Highschool of the Dead (Anime): First Impressions

Highschool of the Dead (Yes, one word...I know, I know.)
Writer: Daisuke Soto
Illustrator: Shonji Sato
Sentai Filmworks, 2011.



I love a zombie apocalypse. No really. I love a zombie apocalypse. So much so that if you knew a little bit more about me you'd know that I've been paid to do a lecture on zombie apocalypses and its effects on social order.


Yes, I am a nerd...so?

Here's two reasons the zombie apocalypse is a great idea:

1. It makes everything simple. For example, who cares if your bills are past due? People are dying, man. And Oh, you're having a bad hair day? I'm having a zombie-ate-my-family day. Perspective is a good thing, and the ZA will provide some much needed perspective. Say goodbye to your First-World-Problems, and hello to survival mode.

2. In simplifying the world, including our relationships to one another, the arbitrary social conventions that create friction between groups based on race, culture, gender, etc. fall away...there is no more backwards, binary us v. us confusion! There is only Living and Undead. In establishing a common enemy we more easily recognize our HUMANITY...theoretically. (People are still bad sometimes, and they still cling to the old social orders when it benefits them.)

The effects of the ZA above are clearly illustrated in the animated series Highschool of the Dead, based on the manga series of the same name by Daisuke Soto and Shonji Sato. The setting of a highschool, a place rife with cliques and social stratum, only further emphasizes the message. As with all the best ZA situations, we as viewers are introduced to a group of dissimilar survivors who are thrust together by circumstance: geek and jock, egg-headed perfectionist and clueless bimbo, bad-girl kendo club captain and ridiculously busty assistant librarian, creepy totalitarian teacher and (obligatory) red-shirt-esque zombie fodder. They have to band together to survive...maybe?
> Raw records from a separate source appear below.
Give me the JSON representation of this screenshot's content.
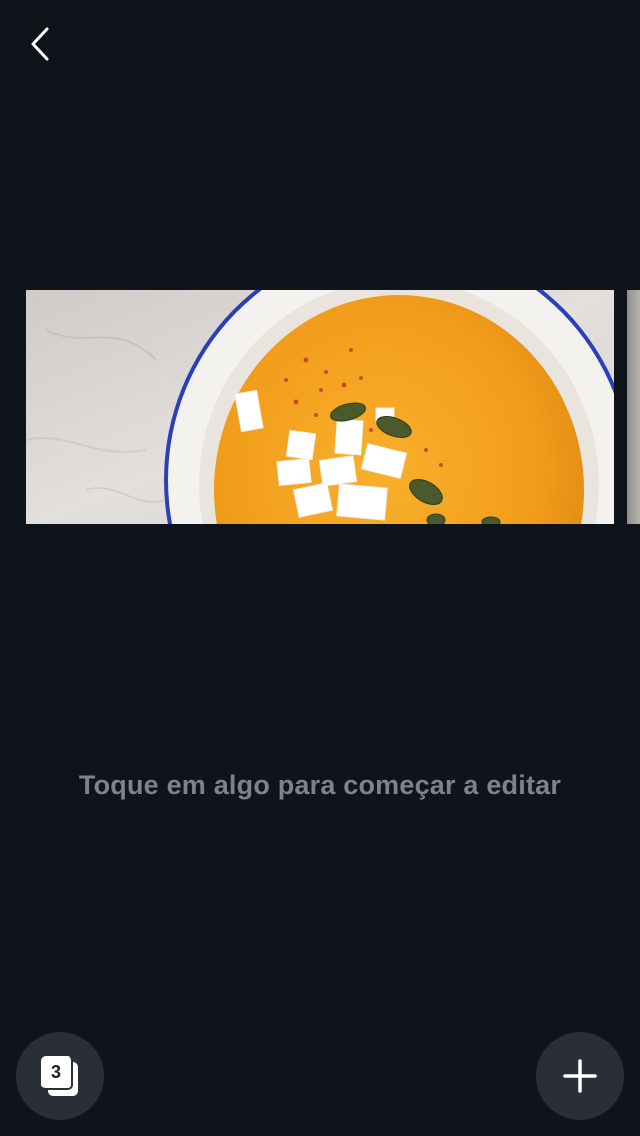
{
  "header": {
    "back_icon": "chevron-left-icon"
  },
  "canvas": {
    "image_subject": "pumpkin-soup-bowl",
    "colors": {
      "background": "#0f131a",
      "soup": "#f2a01e",
      "bowl_rim": "#2233aa",
      "marble": "#dcd9d6"
    }
  },
  "hint": {
    "text": "Toque em algo para começar a editar"
  },
  "footer": {
    "pages_count": "3",
    "pages_icon": "pages-stack-icon",
    "add_icon": "plus-icon"
  }
}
I'm still early in and that creepy totalitarian teacher, is really, really creepy.

Creepier than zombie hordes!
I have a feeling he will be the antagonist, and a villainous antagonist at that!

Dr. Shido's character seems power-hungry and opportunistic already. I expect his character may very well be representative of the worst humanity has to offer in a ZA situation. There's clear set up for him as adversary and complicating factor in later episodes.

Creepiness aside, this anime is surprisingly beautiful...there's a powerful juxtaposition between the beautiful and bloodthirsty: gorgeous skies and scenery is the backdrop to unflinching depictions of death. The fight scenes are brutal. This is one violent anime. But, it is also deeply emotional in a way that makes more than a few of the characters multi-dimensional from the start. The emotional angst of a few of the characters, and the genuine feel of their reactions was surprising.

I have only one complaint about the series so far: the random upskirt shots and excessive amounts of bouncing breasts are gratuitous, numerous and annoying to no end. Show me the fight scene; I don't care about wobbling fun-bags.

HOTD Trailer 
(Note the sheer amount of panties and breast shots.)


All in all, I think I might keep with this anime, despite my irritation at the T&A (it doesn't make everything better).  The second season of Highschool of the Dead was announced in April 2012, and although rumors were that the announcement was an April Fool's Day joke, there has been information out that one is in the works with no release date confirmed yet.

Random Bonus Factoid:
While looking at the closing credits for HOTD for the Japanese cast and crew, I noticed that there was a position listed as "Art and Literature Support." What is that? And why don't American production companies have such a position? And if they do, why can't I find a job doing that? Because I would be really, really good at it (if I knew what it was).